The Government also supports the Panel's recommendation that a new formal process be introduced to replace both the current formal merger clearance and authorisation processes.  It intends to develop draft legislation for public consultation on this topic.

Other significant responses

The Government has confirmed that it supports the Panel's recommendations to:

  • introduce a 'block exemption' power to enable the ACCC to create safe harbours for certain types of business conduct that are unlikely to raise competition concerns;
  • empower the ACCC to grant an authorisation or notification if satisfied that the conduct would not be likely to substantially lessen competition or would be likely to result in a public benefit that outweighs any detriment; and
  • retain the prohibitions against secondary boycotts and increase the penalties to bring them in line with other competition law breaches.

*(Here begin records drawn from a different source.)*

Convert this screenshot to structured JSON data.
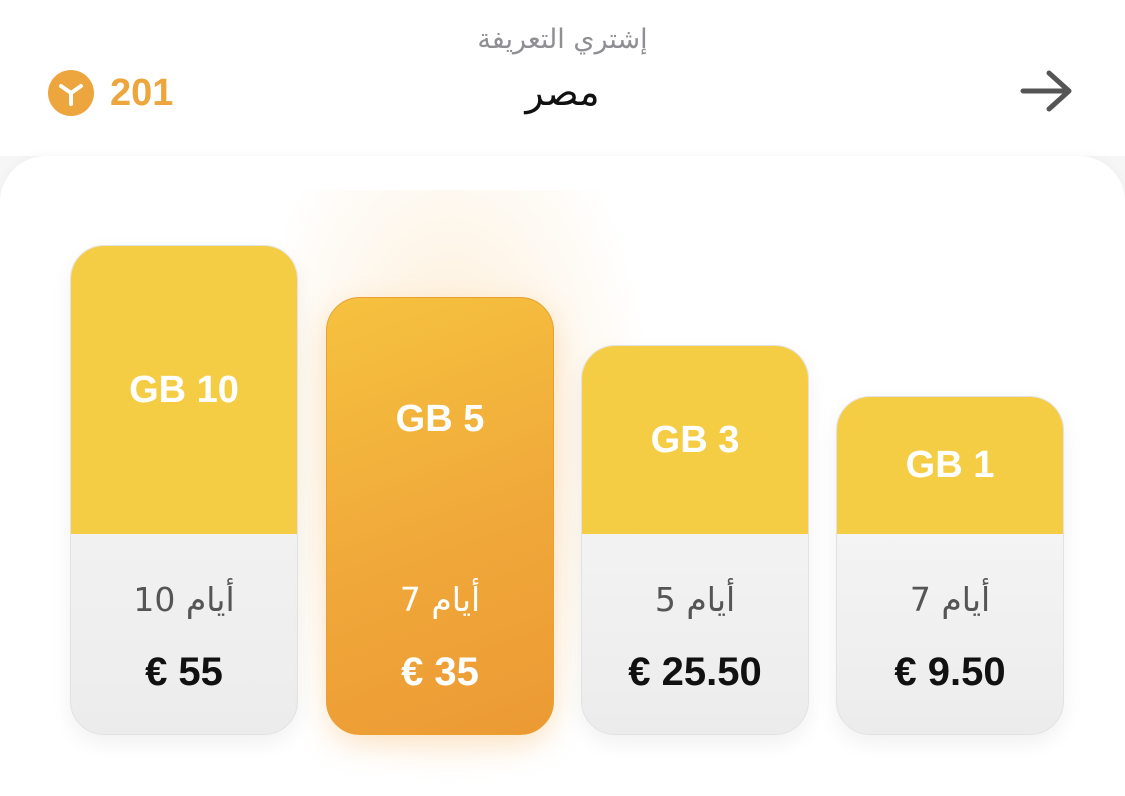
{
  "header": {
    "subtitle": "إشتري التعريفة",
    "title": "مصر",
    "coins": "201",
    "coin_icon": "coin-icon",
    "back_icon": "arrow-right-icon"
  },
  "plans": [
    {
      "data": "GB 10",
      "duration": "10 أيام",
      "price": "€ 55",
      "selected": false
    },
    {
      "data": "GB 5",
      "duration": "7 أيام",
      "price": "€ 35",
      "selected": true
    },
    {
      "data": "GB 3",
      "duration": "5 أيام",
      "price": "€ 25.50",
      "selected": false
    },
    {
      "data": "GB 1",
      "duration": "7 أيام",
      "price": "€ 9.50",
      "selected": false
    }
  ],
  "colors": {
    "accent": "#eca63d",
    "card_top": "#f5cd45",
    "selected_card": "#f0a83a"
  }
}
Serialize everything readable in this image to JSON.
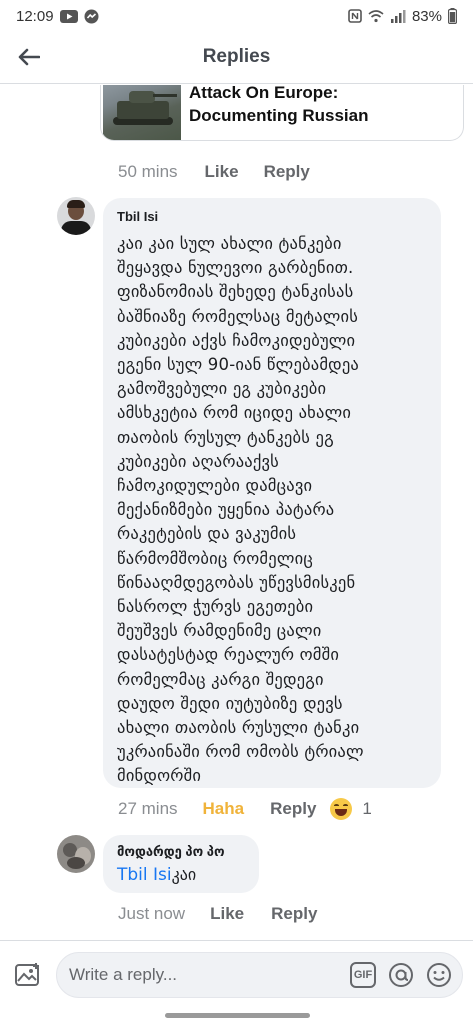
{
  "status_bar": {
    "time": "12:09",
    "battery": "83%"
  },
  "header": {
    "title": "Replies"
  },
  "link_card": {
    "title_line1": "Attack On Europe:",
    "title_line2": "Documenting Russian"
  },
  "meta_1": {
    "time": "50 mins",
    "like": "Like",
    "reply": "Reply"
  },
  "comment_1": {
    "author": "Tbil Isi",
    "text": "კაი კაი სულ ახალი ტანკები\nშეყავდა ნულევოი გარბენით.\nფიზანომიას შეხედე ტანკისას\nბაშნიაზე რომელსაც მეტალის\nკუბიკები აქვს ჩამოკიდებული\nეგენი სულ 90-იან წლებამდეა\nგამოშვებული ეგ კუბიკები\nამსხკეტია რომ იციდე ახალი\nთაობის რუსულ ტანკებს ეგ\nკუბიკები აღარააქვს\nჩამოკიდულები დამცავი\nმექანიზმები უყენია პატარა\nრაკეტების და ვაკუმის\nწარმომშობიც რომელიც\nწინააღმდეგობას უწევსმისკენ\nნასროლ ჭურვს ეგეთები\nშეუშვეს რამდენიმე ცალი\nდასატესტად რეალურ ომში\nრომელმაც კარგი შედეგი\nდაუდო შედი იუტუბიზე დევს\nახალი თაობის რუსული ტანკი\nუკრაინაში რომ ომობს ტრიალ\nმინდორში"
  },
  "meta_2": {
    "time": "27 mins",
    "reaction": "Haha",
    "reply": "Reply",
    "reaction_count": "1"
  },
  "comment_2": {
    "author": "მოდარდე პო პო",
    "mention": "Tbil Isi",
    "text": "კაი"
  },
  "meta_3": {
    "time": "Just now",
    "like": "Like",
    "reply": "Reply"
  },
  "composer": {
    "placeholder": "Write a reply...",
    "gif_label": "GIF"
  },
  "colors": {
    "accent": "#1877f2",
    "bubble": "#f0f2f5",
    "haha": "#f0b33a"
  }
}
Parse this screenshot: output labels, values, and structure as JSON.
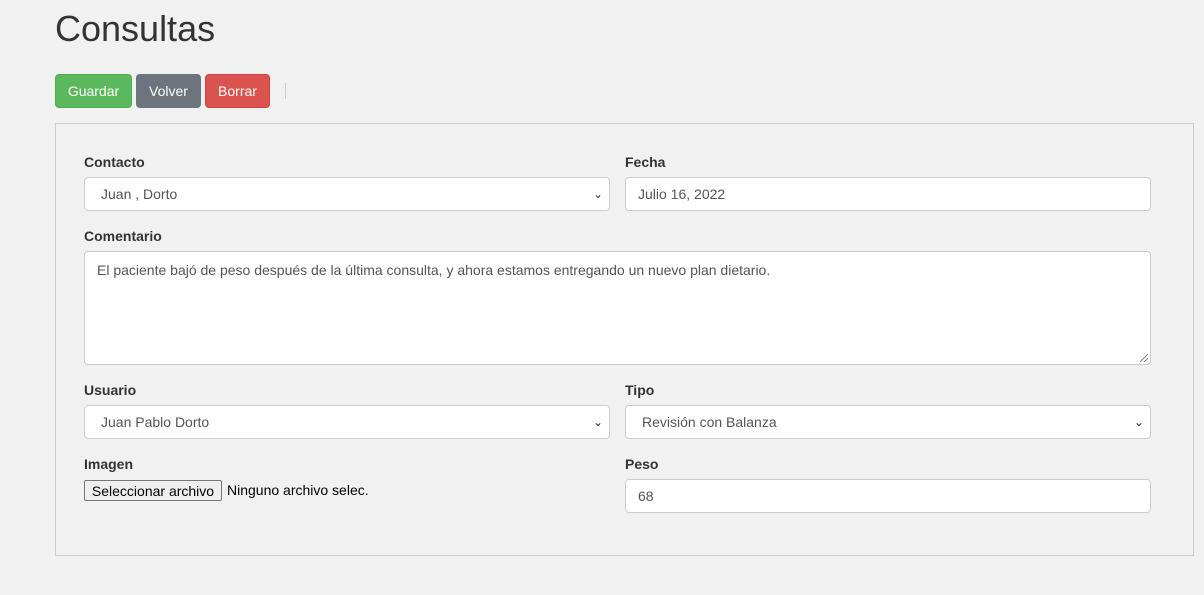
{
  "page": {
    "title": "Consultas"
  },
  "toolbar": {
    "save": "Guardar",
    "back": "Volver",
    "delete": "Borrar"
  },
  "colors": {
    "save": "#5cb85c",
    "back": "#6c757d",
    "delete": "#d9534f"
  },
  "form": {
    "contacto": {
      "label": "Contacto",
      "value": "Juan , Dorto"
    },
    "fecha": {
      "label": "Fecha",
      "value": "Julio 16, 2022"
    },
    "comentario": {
      "label": "Comentario",
      "value": "El paciente bajó de peso después de la última consulta, y ahora estamos entregando un nuevo plan dietario."
    },
    "usuario": {
      "label": "Usuario",
      "value": "Juan Pablo Dorto"
    },
    "tipo": {
      "label": "Tipo",
      "value": "Revisión con Balanza"
    },
    "imagen": {
      "label": "Imagen",
      "button": "Seleccionar archivo",
      "status": "Ninguno archivo selec."
    },
    "peso": {
      "label": "Peso",
      "value": "68"
    }
  }
}
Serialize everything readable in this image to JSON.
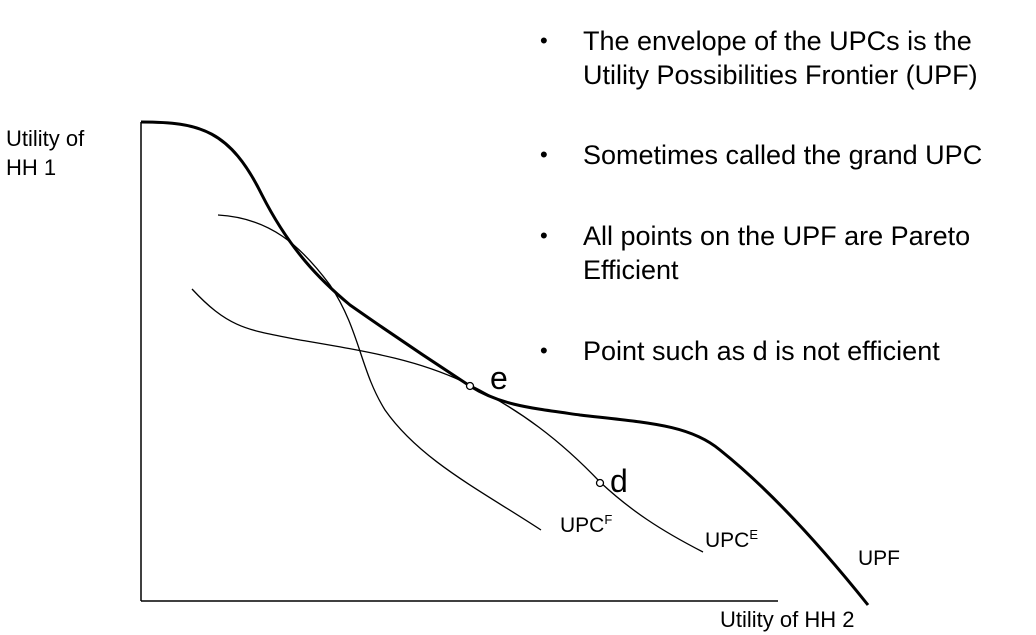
{
  "axes": {
    "y_label_line1": "Utility of",
    "y_label_line2": "HH 1",
    "x_label": "Utility of HH 2"
  },
  "curves": {
    "upf": {
      "label": "UPF"
    },
    "upc_f": {
      "label_base": "UPC",
      "label_sup": "F"
    },
    "upc_e": {
      "label_base": "UPC",
      "label_sup": "E"
    }
  },
  "points": {
    "e": {
      "label": "e"
    },
    "d": {
      "label": "d"
    }
  },
  "bullets": [
    {
      "marker": "•",
      "lines": [
        "The envelope of the UPCs is the",
        "Utility Possibilities Frontier (UPF)"
      ]
    },
    {
      "marker": "•",
      "lines": [
        "Sometimes called the grand UPC"
      ]
    },
    {
      "marker": "•",
      "lines": [
        "All points on the UPF are Pareto",
        "Efficient"
      ]
    },
    {
      "marker": "•",
      "lines": [
        "Point such as d is not efficient"
      ]
    }
  ],
  "colors": {
    "line": "#000000",
    "background": "#ffffff"
  }
}
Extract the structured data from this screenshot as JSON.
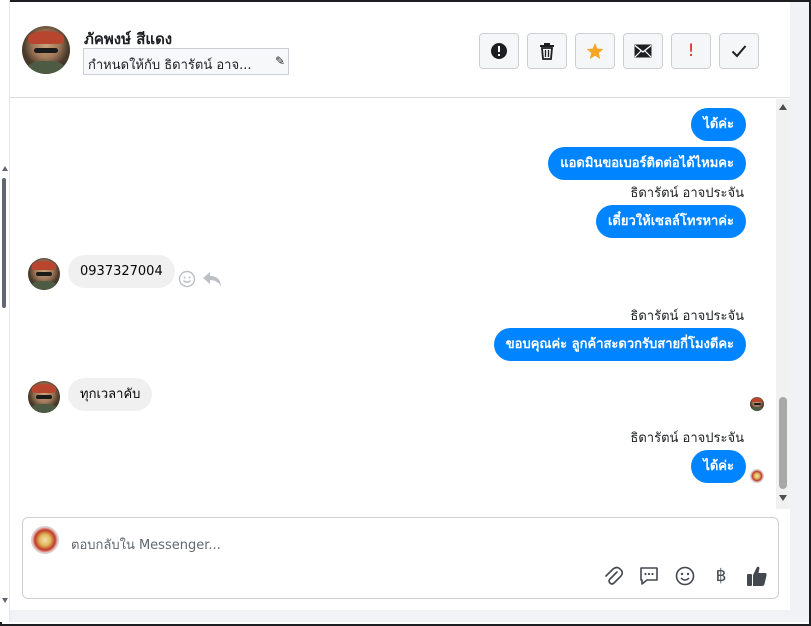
{
  "header": {
    "contact_name": "ภัคพงษ์ สีแดง",
    "assign_text": "กำหนดให้กับ ธิดารัตน์ อาจ...",
    "pencil_glyph": "✎",
    "toolbar": [
      {
        "name": "spam-button",
        "icon": "alert-circle-icon"
      },
      {
        "name": "delete-button",
        "icon": "trash-icon"
      },
      {
        "name": "star-button",
        "icon": "star-icon"
      },
      {
        "name": "mark-unread-button",
        "icon": "envelope-icon"
      },
      {
        "name": "mark-important-button",
        "icon": "exclamation-icon"
      },
      {
        "name": "mark-done-button",
        "icon": "checkmark-icon"
      }
    ],
    "important_mark": "!"
  },
  "messages": [
    {
      "type": "out",
      "text": "ได้ค่ะ"
    },
    {
      "type": "out",
      "text": "แอดมินขอเบอร์ติดต่อได้ไหมคะ"
    },
    {
      "type": "sender",
      "text": "ธิดารัตน์ อาจประจัน"
    },
    {
      "type": "out",
      "text": "เดี๋ยวให้เซลล์โทรหาค่ะ"
    },
    {
      "type": "in",
      "text": "0937327004"
    },
    {
      "type": "sender",
      "text": "ธิดารัตน์ อาจประจัน"
    },
    {
      "type": "out",
      "text": "ขอบคุณค่ะ ลูกค้าสะดวกรับสายกี่โมงดีคะ"
    },
    {
      "type": "in",
      "text": "ทุกเวลาคับ"
    },
    {
      "type": "sender",
      "text": "ธิดารัตน์ อาจประจัน"
    },
    {
      "type": "out",
      "text": "ได้ค่ะ"
    }
  ],
  "composer": {
    "placeholder": "ตอบกลับใน Messenger...",
    "baht_glyph": "฿"
  },
  "colors": {
    "outgoing_bubble": "#0084ff",
    "incoming_bubble": "#f0f0f0",
    "star": "#f5a623",
    "important": "#e02020"
  }
}
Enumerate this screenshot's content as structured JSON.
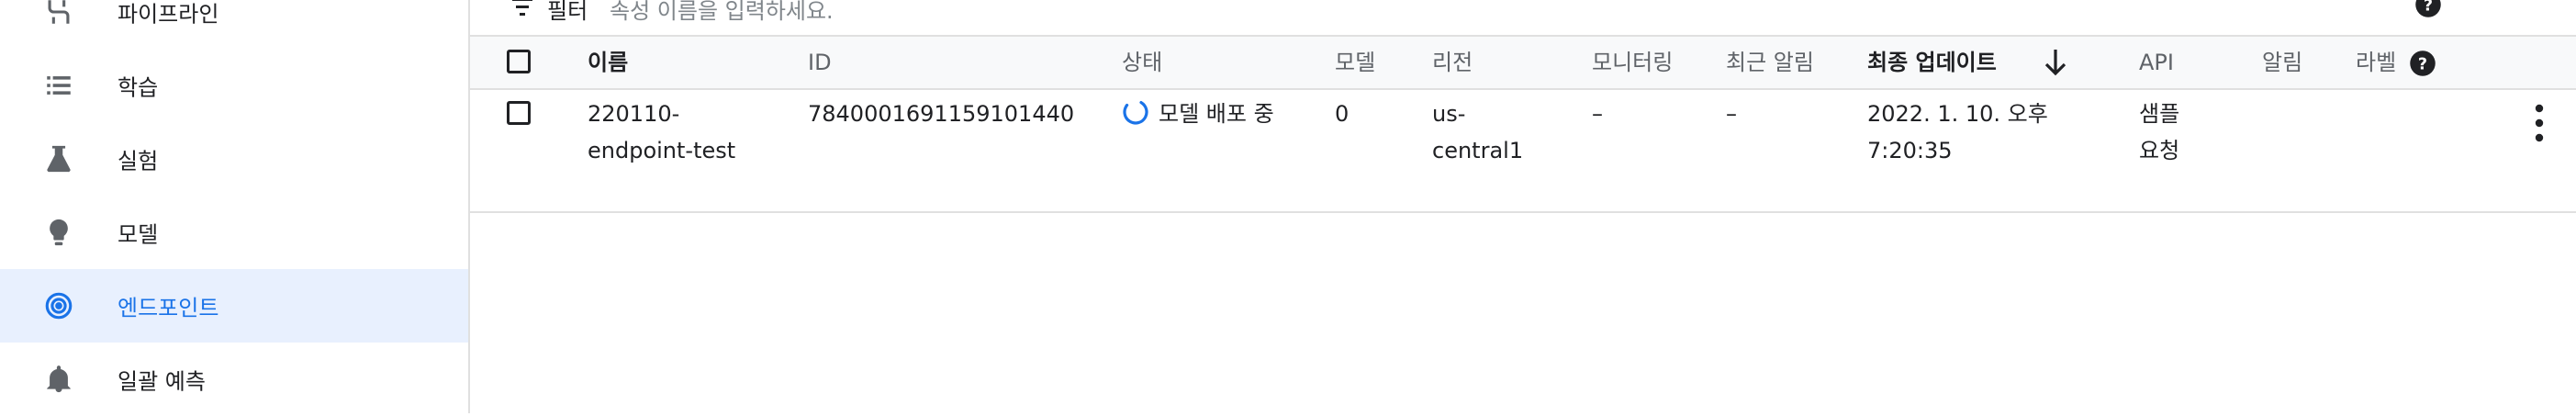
{
  "sidebar": {
    "items": [
      {
        "label": "파이프라인",
        "icon": "pipeline-icon",
        "active": false
      },
      {
        "label": "학습",
        "icon": "list-icon",
        "active": false
      },
      {
        "label": "실험",
        "icon": "flask-icon",
        "active": false
      },
      {
        "label": "모델",
        "icon": "lightbulb-icon",
        "active": false
      },
      {
        "label": "엔드포인트",
        "icon": "endpoint-icon",
        "active": true
      },
      {
        "label": "일괄 예측",
        "icon": "bell-icon",
        "active": false
      }
    ]
  },
  "filter": {
    "label": "필터",
    "placeholder": "속성 이름을 입력하세요."
  },
  "table": {
    "headers": {
      "name": "이름",
      "id": "ID",
      "status": "상태",
      "models": "모델",
      "region": "리전",
      "monitoring": "모니터링",
      "recent_alerts": "최근 알림",
      "last_updated": "최종 업데이트",
      "api": "API",
      "alerts": "알림",
      "labels": "라벨"
    },
    "rows": [
      {
        "name_line1": "220110-",
        "name_line2": "endpoint-test",
        "id": "7840001691159101440",
        "status": "모델 배포 중",
        "models": "0",
        "region_line1": "us-",
        "region_line2": "central1",
        "monitoring": "–",
        "recent_alerts": "–",
        "last_updated_line1": "2022. 1. 10. 오후",
        "last_updated_line2": "7:20:35",
        "api_line1": "샘플",
        "api_line2": "요청"
      }
    ]
  },
  "colors": {
    "accent": "#1a73e8",
    "active_bg": "#e8f0fe",
    "header_bg": "#f8f9fa",
    "border": "#e0e0e0",
    "text": "#202124",
    "muted_text": "#5f6368"
  }
}
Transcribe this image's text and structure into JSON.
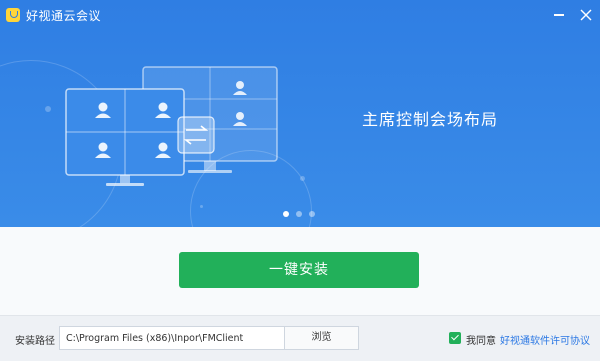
{
  "window": {
    "title": "好视通云会议",
    "minimize_icon": "minimize-icon",
    "close_icon": "close-icon"
  },
  "banner": {
    "slide_title": "主席控制会场布局",
    "illustration": "monitors-with-swap-icon",
    "carousel": {
      "count": 3,
      "active_index": 0
    }
  },
  "install": {
    "button_label": "一键安装"
  },
  "path": {
    "label": "安装路径",
    "value": "C:\\Program Files (x86)\\Inpor\\FMClient",
    "browse_label": "浏览"
  },
  "agreement": {
    "checked": true,
    "label": "我同意",
    "link_text": "好视通软件许可协议"
  },
  "colors": {
    "banner": "#2f7ee3",
    "install_button": "#22b05a",
    "link": "#2b78e4"
  }
}
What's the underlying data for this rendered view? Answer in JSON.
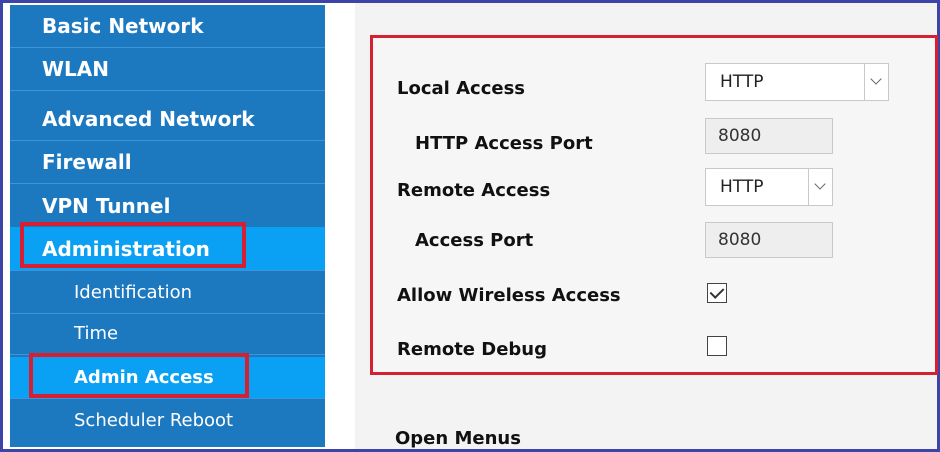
{
  "sidebar": {
    "items": [
      {
        "label": "Basic Network"
      },
      {
        "label": "WLAN"
      },
      {
        "label": "Advanced Network"
      },
      {
        "label": "Firewall"
      },
      {
        "label": "VPN Tunnel"
      },
      {
        "label": "Administration"
      }
    ],
    "subitems": [
      {
        "label": "Identification"
      },
      {
        "label": "Time"
      },
      {
        "label": "Admin Access"
      },
      {
        "label": "Scheduler Reboot"
      }
    ]
  },
  "form": {
    "local_access_label": "Local Access",
    "local_access_value": "HTTP",
    "http_port_label": "HTTP Access Port",
    "http_port_value": "8080",
    "remote_access_label": "Remote Access",
    "remote_access_value": "HTTP",
    "access_port_label": "Access Port",
    "access_port_value": "8080",
    "allow_wireless_label": "Allow Wireless Access",
    "allow_wireless_checked": true,
    "remote_debug_label": "Remote Debug",
    "remote_debug_checked": false
  },
  "section": {
    "open_menus_label": "Open Menus"
  },
  "colors": {
    "sidebar_bg": "#1c79c0",
    "active_bg": "#0aa0f3",
    "highlight_red": "#d51f33",
    "frame_blue": "#3c44a8"
  }
}
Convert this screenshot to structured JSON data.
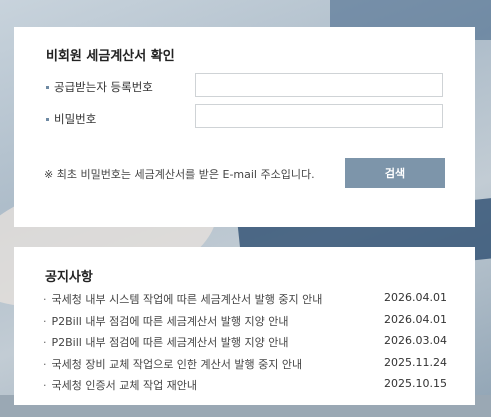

The Government has indicated partial support for the Panel's recommendations in the following areas:

  • Extra-territorial reach of Australian competition law: the Government does not support the recommendation to amend the CCA to remove the requirement that an overseas corporation must carry on business in Australia for its conduct outside Australia to be subject to the CCA.  However, the Government has noted that the Competition and Consumer Amendment (Deregulatory and Other Measures) Bill 2015 gives effect to the recommendation that the Government remove the requirement for private parties to seek Ministerial consent before relying on extraterritorial conduct in private competition matters.
  • Intellectual Property: the Government has indicated its support for the Productivity Commission to undertake an overarching review of Intellectual Property in Australia.
  • Application of the CCA to Government Activities: the Government supports in principle the recommendation that the prohibitions against anti-competitive conduct and the Australian Consumer Law should apply to the Commonwealth, States, Territories and local government insofar as they undertake activity in trade or commerce.  The Government intends to consult further with the states and territories on the implications of this proposal.

Australia’s competition institutions

In relation to the Panel's significant recommended changes to Australia's competition institutions:

  • ACCC:  the Government supports the Panel recommendation that the ACCC retain its competition and consumer functions.  The Government does not however support the Panel's recommendation that half the Commissioners be appointed on a part-time basis and further considers that it is important that the ACCC have a specific small business commissioner as well as a specialist agricultural commissioner.
  • Creation of an independent access and pricing regulator: the Government has indicated that it is open to the creation of a new independent regulator to have responsibility for third party access and infrastructure regulation in place of the infrastructure functions currently held by the ACCC, AER and NCC.  The Government intends to continue discussions with states and territories including in relation to the appropriate architecture for reform.
  • Australian Council for Competition Policy:  the Government has stated that it supports the need for a body to oversee progress on competition reform and will discuss its design, role and mandate with the states and territories.